DEAR BRUCE: When I purchased my home several years ago, I had to sign all kinds of papers acknowledging that we were buying a home in a deed-restricted community, and that we would follow all the guidelines in a packet we received from the homeowners association. I have since found out that while we have a homeowners association, no one is assigned to enforce the covenants.
What is the point of signing all of this paperwork when there is no way to enforce everything? We have neighbors who are not following the rules and guidelines, and there's no one to follow up. – Reader in Florida
A: Here in Florida, where you and I both reside, deed restrictions are a big part of the lifestyle. I know of a community that has people who drive around in homeowners association cars and write down infractions. Then letters go out to those homeowners. It is written in the association's covenants that if you don't take care of these infractions in a certain amount of time, you can actually lose your house to the homeowners association through a legal process.

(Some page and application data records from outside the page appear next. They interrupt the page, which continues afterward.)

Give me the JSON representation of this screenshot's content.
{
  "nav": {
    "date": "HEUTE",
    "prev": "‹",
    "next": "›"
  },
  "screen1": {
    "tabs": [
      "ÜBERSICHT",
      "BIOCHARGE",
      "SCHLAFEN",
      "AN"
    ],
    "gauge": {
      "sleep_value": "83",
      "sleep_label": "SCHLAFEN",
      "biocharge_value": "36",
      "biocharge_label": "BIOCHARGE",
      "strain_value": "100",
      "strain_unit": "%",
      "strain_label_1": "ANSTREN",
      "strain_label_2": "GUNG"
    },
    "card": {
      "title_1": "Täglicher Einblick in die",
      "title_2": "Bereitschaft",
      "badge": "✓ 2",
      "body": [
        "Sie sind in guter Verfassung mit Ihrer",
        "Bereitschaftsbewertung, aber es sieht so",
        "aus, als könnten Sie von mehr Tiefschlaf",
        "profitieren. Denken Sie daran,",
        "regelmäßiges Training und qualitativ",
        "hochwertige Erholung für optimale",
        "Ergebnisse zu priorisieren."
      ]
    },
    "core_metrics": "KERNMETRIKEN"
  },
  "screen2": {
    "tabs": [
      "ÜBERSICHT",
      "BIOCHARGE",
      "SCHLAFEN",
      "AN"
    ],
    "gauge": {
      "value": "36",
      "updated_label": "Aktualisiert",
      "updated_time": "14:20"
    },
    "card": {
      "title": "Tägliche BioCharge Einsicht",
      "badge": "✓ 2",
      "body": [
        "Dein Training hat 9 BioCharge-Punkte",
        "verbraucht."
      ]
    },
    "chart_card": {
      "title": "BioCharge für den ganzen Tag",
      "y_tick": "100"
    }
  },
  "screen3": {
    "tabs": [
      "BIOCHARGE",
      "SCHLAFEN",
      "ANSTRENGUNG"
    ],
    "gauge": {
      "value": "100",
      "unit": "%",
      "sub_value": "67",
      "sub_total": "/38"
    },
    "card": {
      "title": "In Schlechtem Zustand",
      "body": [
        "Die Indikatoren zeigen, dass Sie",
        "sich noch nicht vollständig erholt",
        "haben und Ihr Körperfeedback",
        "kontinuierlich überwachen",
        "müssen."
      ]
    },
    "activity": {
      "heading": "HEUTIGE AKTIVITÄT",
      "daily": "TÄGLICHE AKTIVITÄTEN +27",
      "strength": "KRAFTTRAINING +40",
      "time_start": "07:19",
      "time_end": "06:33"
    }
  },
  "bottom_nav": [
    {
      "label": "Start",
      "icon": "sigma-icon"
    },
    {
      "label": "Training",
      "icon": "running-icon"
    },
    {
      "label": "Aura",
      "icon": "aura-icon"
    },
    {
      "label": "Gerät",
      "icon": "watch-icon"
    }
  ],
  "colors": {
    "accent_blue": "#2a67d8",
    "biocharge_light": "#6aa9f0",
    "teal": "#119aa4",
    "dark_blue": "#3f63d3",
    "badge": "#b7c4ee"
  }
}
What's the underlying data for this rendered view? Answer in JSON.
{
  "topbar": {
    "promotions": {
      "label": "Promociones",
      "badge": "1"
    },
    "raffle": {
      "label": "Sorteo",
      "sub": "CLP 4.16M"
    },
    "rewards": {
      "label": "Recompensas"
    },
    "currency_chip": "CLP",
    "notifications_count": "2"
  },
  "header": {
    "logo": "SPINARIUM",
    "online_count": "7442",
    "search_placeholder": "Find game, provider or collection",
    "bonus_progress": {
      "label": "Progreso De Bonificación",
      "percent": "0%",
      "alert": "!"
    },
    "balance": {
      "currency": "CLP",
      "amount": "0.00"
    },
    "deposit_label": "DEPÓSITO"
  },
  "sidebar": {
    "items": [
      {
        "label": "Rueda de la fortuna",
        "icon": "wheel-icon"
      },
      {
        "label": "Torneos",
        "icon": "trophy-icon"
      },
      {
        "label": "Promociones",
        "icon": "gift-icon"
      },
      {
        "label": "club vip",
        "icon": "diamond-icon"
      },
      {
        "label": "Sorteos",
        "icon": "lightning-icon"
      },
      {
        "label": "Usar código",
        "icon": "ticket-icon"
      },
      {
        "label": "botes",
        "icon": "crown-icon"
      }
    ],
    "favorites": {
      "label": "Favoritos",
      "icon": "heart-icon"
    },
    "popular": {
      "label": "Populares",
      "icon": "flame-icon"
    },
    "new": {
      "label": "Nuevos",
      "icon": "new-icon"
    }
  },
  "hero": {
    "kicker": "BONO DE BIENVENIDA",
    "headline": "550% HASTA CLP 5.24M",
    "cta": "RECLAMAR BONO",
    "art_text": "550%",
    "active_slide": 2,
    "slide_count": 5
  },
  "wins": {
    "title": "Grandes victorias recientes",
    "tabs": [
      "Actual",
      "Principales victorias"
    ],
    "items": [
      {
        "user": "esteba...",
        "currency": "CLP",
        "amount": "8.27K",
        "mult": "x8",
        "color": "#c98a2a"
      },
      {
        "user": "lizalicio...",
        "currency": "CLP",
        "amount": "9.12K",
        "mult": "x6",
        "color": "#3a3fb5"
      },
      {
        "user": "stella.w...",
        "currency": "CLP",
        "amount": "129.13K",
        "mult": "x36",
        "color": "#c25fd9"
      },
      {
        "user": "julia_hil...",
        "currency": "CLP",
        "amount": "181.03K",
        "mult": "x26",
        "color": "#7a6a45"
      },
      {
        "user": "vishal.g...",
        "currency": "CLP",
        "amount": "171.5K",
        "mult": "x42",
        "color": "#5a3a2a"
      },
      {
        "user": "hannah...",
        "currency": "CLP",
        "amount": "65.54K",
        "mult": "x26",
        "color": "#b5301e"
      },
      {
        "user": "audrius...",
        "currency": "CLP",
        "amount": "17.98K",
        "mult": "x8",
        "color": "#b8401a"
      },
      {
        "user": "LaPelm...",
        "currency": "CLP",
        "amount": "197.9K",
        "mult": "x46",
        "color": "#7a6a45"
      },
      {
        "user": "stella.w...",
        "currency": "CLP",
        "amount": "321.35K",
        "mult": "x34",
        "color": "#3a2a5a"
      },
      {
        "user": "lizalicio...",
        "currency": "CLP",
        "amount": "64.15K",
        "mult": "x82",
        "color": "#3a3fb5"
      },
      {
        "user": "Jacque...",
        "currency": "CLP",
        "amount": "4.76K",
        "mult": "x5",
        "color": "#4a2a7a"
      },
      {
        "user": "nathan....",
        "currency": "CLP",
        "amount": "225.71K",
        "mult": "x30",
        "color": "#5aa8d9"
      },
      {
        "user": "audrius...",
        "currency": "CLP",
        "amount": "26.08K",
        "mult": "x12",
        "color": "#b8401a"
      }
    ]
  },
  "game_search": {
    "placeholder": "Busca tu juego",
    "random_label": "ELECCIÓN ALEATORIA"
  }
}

There are many subdivisions that go far and beyond to enforce their covenants, and then there are some that don't do anything. These restrictions can be enforced by going to court, but there are expenses involved that fall back to the homeowners' responsibility.
I think if you push the homeowners association enough with complaints, it will be forced to do something. Deed restrictions are simply a contract among a group of people who have purchased in a given area. Without an enforcement agency such as a deed restriction committee of the homeowners association, nothing will happen unless an individual or a group of individuals takes the bull by the horns.
Q: I have an opportunity to purchase a house at a very good price. The house is being offered way below market value and is a great deal. My quandary is, should I pay cash, which I can afford, or get a mortgage, which won't be a problem as I have excellent credit and the income to back a mortgage. Which way would you recommend we go? – Reader, via email
A: The easiest thing for you to do is to figure out the math. Say the house costs you $100,000, and it will cost you 4 percent for the mortgage. Now say you can invest that same $100,000 and earn 5 percent a year. If that's the case, keep the money invested and get a mortgage. Not only will you be earning 5 percent, but you can deduct the mortgage costs on your taxes every year.
This doesn't have to be rocket science; it's simple math. It's a matter of what is the least expensive way to go, and which way will give you the most for your money.